3. Do such things as this horrify you? They should not. Jesus said, in Matthew 10.28, “And fear not them which kill the body, but are not able to kill the soul: but rather fear him which is able to destroy both soul and body in hell.” That means, do not fear mere men. And do not fear the devil, mentioned here for the first time in the Revelation, or his minions. Instead, fear God.
4. This man was promised tribulation.

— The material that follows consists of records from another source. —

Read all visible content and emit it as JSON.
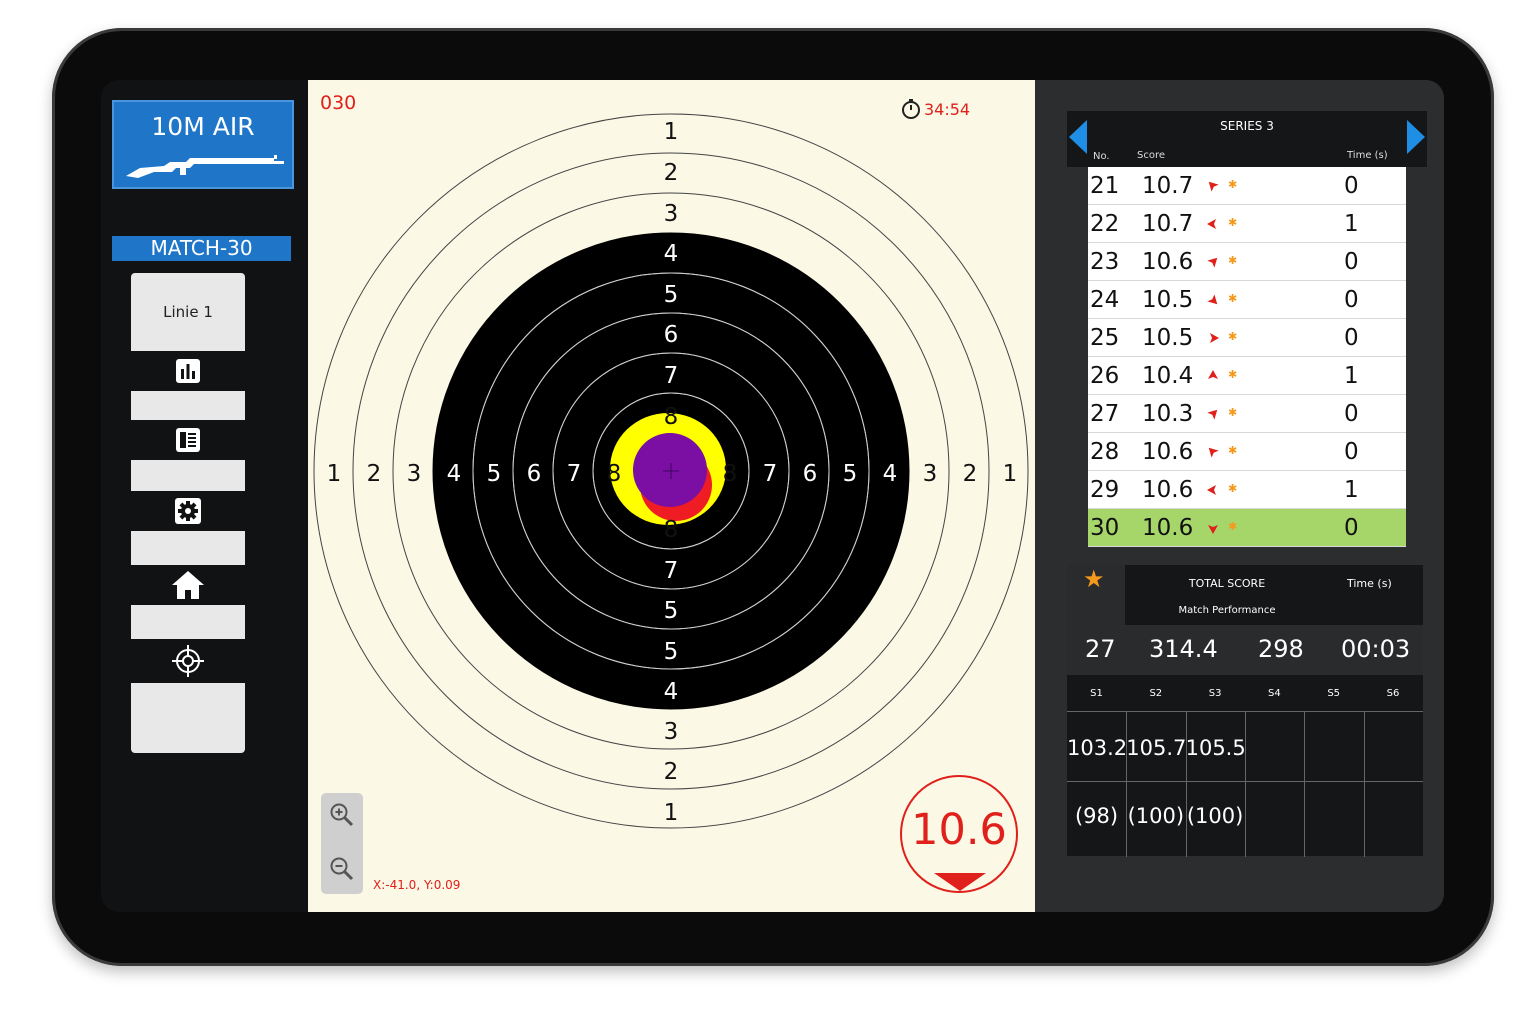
{
  "left": {
    "weapon_title": "10M AIR",
    "match_label": "MATCH-30",
    "lane_label": "Linie 1",
    "menu_icons": [
      "bar-chart-icon",
      "document-list-icon",
      "gear-icon",
      "home-icon",
      "crosshair-icon"
    ]
  },
  "target": {
    "shot_counter": "030",
    "timer": "34:54",
    "coordinates": "X:-41.0, Y:0.09",
    "last_score": "10.6",
    "ring_labels_vertical": [
      "1",
      "2",
      "3",
      "4",
      "5",
      "6",
      "7",
      "8",
      "8",
      "7",
      "5",
      "5",
      "4",
      "3",
      "2",
      "1"
    ],
    "ring_labels_horizontal": [
      "1",
      "2",
      "3",
      "4",
      "5",
      "6",
      "7",
      "8",
      "8",
      "7",
      "6",
      "5",
      "4",
      "3",
      "2",
      "1"
    ],
    "colors": {
      "accent": "#e0201b",
      "paper": "#fbf8e6",
      "group_yellow": "#ffff00",
      "group_purple": "#7b0ea3"
    }
  },
  "series": {
    "title": "SERIES 3",
    "col_no": "No.",
    "col_score": "Score",
    "col_time": "Time (s)",
    "shots": [
      {
        "no": "21",
        "score": "10.7",
        "time": "0",
        "dir": "up-left"
      },
      {
        "no": "22",
        "score": "10.7",
        "time": "1",
        "dir": "left"
      },
      {
        "no": "23",
        "score": "10.6",
        "time": "0",
        "dir": "up-right"
      },
      {
        "no": "24",
        "score": "10.5",
        "time": "0",
        "dir": "down-right"
      },
      {
        "no": "25",
        "score": "10.5",
        "time": "0",
        "dir": "right"
      },
      {
        "no": "26",
        "score": "10.4",
        "time": "1",
        "dir": "up"
      },
      {
        "no": "27",
        "score": "10.3",
        "time": "0",
        "dir": "up-right"
      },
      {
        "no": "28",
        "score": "10.6",
        "time": "0",
        "dir": "up-left"
      },
      {
        "no": "29",
        "score": "10.6",
        "time": "1",
        "dir": "left"
      },
      {
        "no": "30",
        "score": "10.6",
        "time": "0",
        "dir": "down"
      }
    ]
  },
  "total": {
    "title": "TOTAL SCORE",
    "time_label": "Time (s)",
    "performance_label": "Match Performance",
    "shots": "27",
    "score": "314.4",
    "performance": "298",
    "time": "00:03",
    "series_labels": [
      "S1",
      "S2",
      "S3",
      "S4",
      "S5",
      "S6"
    ],
    "series_scores": [
      "103.2",
      "105.7",
      "105.5",
      "",
      "",
      ""
    ],
    "series_integer": [
      "(98)",
      "(100)",
      "(100)",
      "",
      "",
      ""
    ]
  }
}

However, notice that there is a difference in God’s Word between tribulation and “The Tribulation.” All Christians endure, to varying degrees, tribulation. “The Tribulation,” however, that seven-year period of time in which the wrath of God is poured out on a Christ-rejecting world, is something which is yet future and which Church Age Christians will not suffer through.
5. If he was faithful unto death, this pastor was promised a crown of life. “This is one of two places where a martyr’s crown is mentioned as a special reward in eternity for those who sacrifice their lives for the gospel (James 1:12). Most martyrs were killed either by false religious leaders or by pagan governments that opposed their message.” More about these crowns in later chapters.

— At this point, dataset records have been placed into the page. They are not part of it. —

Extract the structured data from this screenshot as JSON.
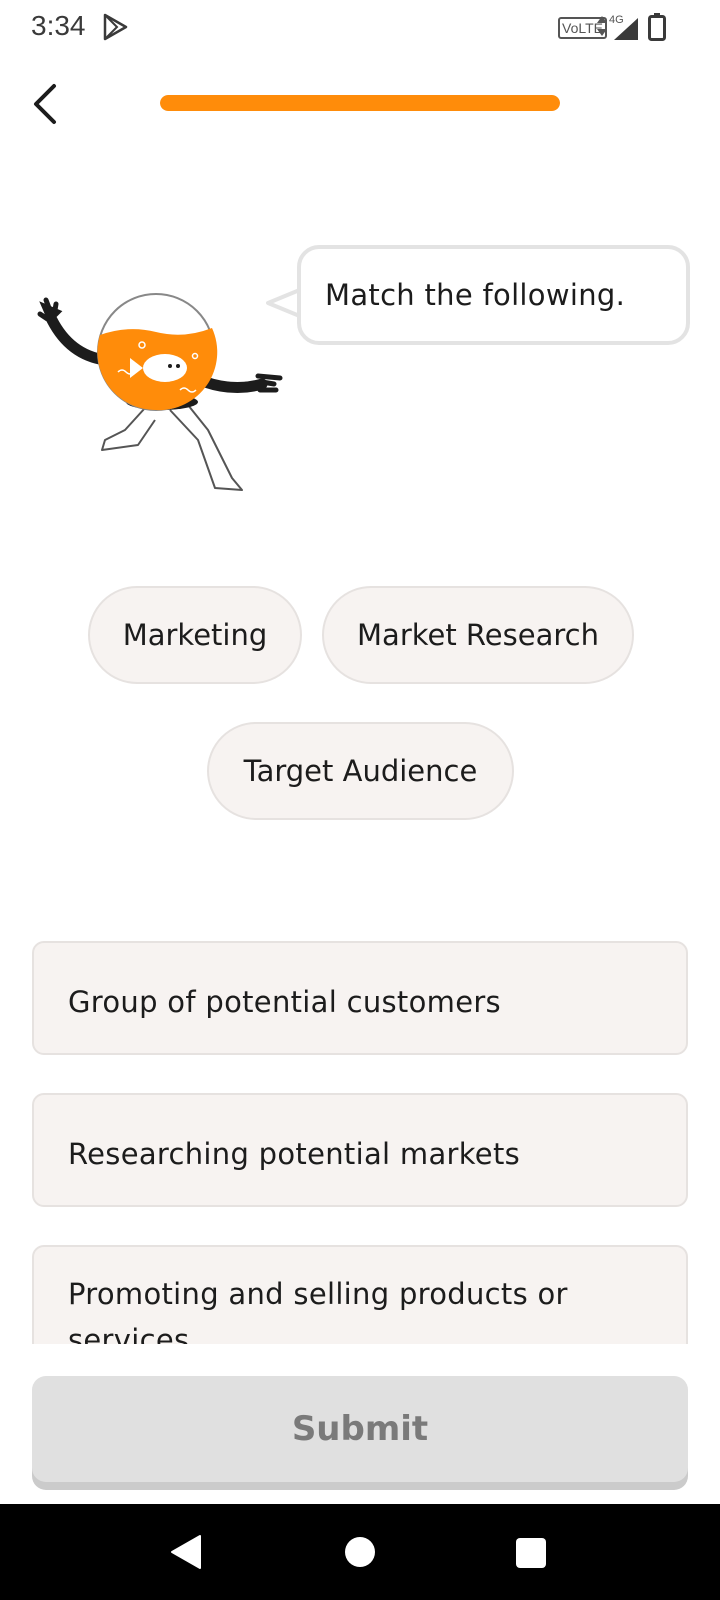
{
  "status_bar": {
    "time": "3:34",
    "volte": "VoLTE",
    "network": "4G"
  },
  "header": {
    "back_icon": "chevron-left-icon",
    "progress_percent": 100
  },
  "prompt": {
    "text": "Match the following."
  },
  "terms": [
    {
      "label": "Marketing"
    },
    {
      "label": "Market Research"
    },
    {
      "label": "Target Audience"
    }
  ],
  "definitions": [
    {
      "text": "Group of potential customers"
    },
    {
      "text": "Researching potential markets"
    },
    {
      "text": "Promoting and selling products or services"
    }
  ],
  "submit": {
    "label": "Submit"
  },
  "colors": {
    "accent": "#ff8c0a",
    "chip_bg": "#f7f3f1",
    "disabled_button": "#e0e0e0"
  }
}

(2.11) He that hath an ear, let him hear what the Spirit saith unto the churches; He that overcometh shall not be hurt of the second death.
1. Again, we see that the Lord Jesus spoke to an individual within the church. However, others were to read and take note and respond. Overcome and you will have nothing to fear of the second death. What did we learn back in First John 5.4-5 concerning a Christian being an overcomer? Every genuine Christian is an overcomer, is he not?

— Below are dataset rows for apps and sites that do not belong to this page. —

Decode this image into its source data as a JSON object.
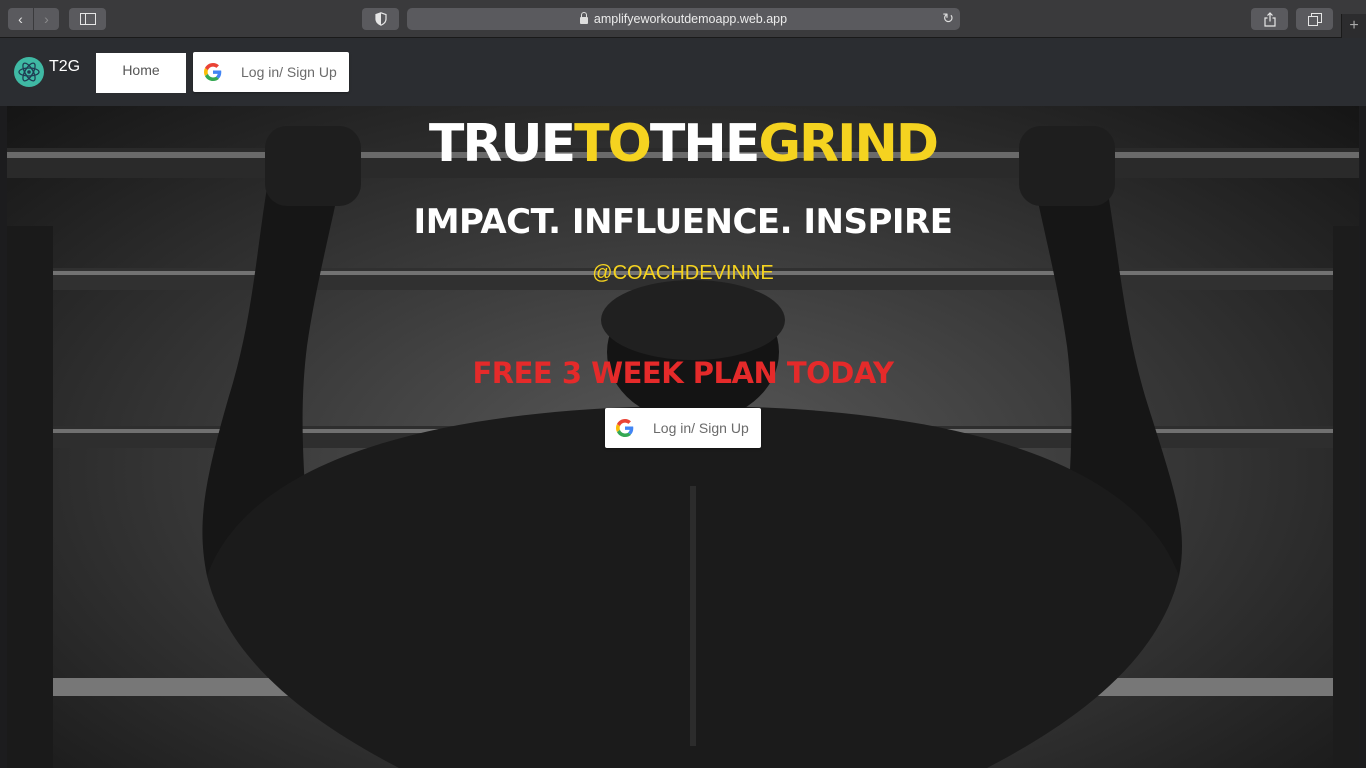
{
  "browser": {
    "url": "amplifyeworkoutdemoapp.web.app",
    "back_glyph": "‹",
    "forward_glyph": "›",
    "reload_glyph": "↻",
    "new_tab_glyph": "+"
  },
  "navbar": {
    "brand": "T2G",
    "home_label": "Home",
    "login_label": "Log in/ Sign Up"
  },
  "hero": {
    "title_parts": [
      "TRUE",
      "TO",
      "THE",
      "GRIND"
    ],
    "tagline": "IMPACT. INFLUENCE. INSPIRE",
    "handle": "@COACHDEVINNE",
    "offer": "FREE 3 WEEK PLAN TODAY",
    "login_label": "Log in/ Sign Up"
  },
  "colors": {
    "accent_yellow": "#f5d320",
    "offer_red": "#e52a2a",
    "navbar_bg": "#2b2d31",
    "logo_teal": "#3fb9a4"
  },
  "icons": [
    "back-arrow-icon",
    "forward-arrow-icon",
    "sidebar-icon",
    "shield-icon",
    "lock-icon",
    "reload-icon",
    "share-icon",
    "tabs-icon",
    "plus-icon",
    "atom-logo-icon",
    "google-g-icon"
  ]
}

2. That means that no genuine Christian need fear being hurt by the second death. But, what is the second death? Turn with me to Revelation 20.11-15 to see what the second death is:
11 And I saw a great white throne, and him that sat on it, from whose face the earth and the heaven fled away; and there was found no place for them.
12 And I saw the dead, small and great, stand before God; and the books were opened: and another book was opened, which is the book of life: and the dead were judged out of those things which were written in the books, according to their works.
13 And the sea gave up the dead which were in it; and death and hell delivered up the dead which were in them: and they were judged every man according to their works.
14 And death and hell were cast into the lake of fire. This is the second death.
15 And whosoever was not found written in the book of life was cast into the lake of fire.
3. The first death, and these are spiritual separations we are talking about, not physical deaths, took place when Adam sinned against God. In the day he ate, he died . . . spiritually, and was physically removed from God’s presence because of that.
4. But here in Revelation 20.11-15, unsaved men are brought into Christ’s presence one last time for judgment. It is when they are separated from Him this second time, which is described as the second death, that they are cast into the lake of fire.
5. Do Christians need to worry about such a fate as this? Never. At the time that this second death takes place Christians are already with the Lord in heaven.
 Webster’s New Universal Unabridged Dictionary, (New York: Barnes & Noble Books, 1996), page 1272.
 See footnote for Revelation 2.8, John MacArthur, The MacArthur Study Bible, (Nashville: Word Publishing, 1997), page 1994.
 Rienecker, page 816.
 Rienecker, page 816.
 See footnote for Revelation 2.10, Tim LaHaye Prophecy Study Bible, (AMG Publishers, 2000), page 1366.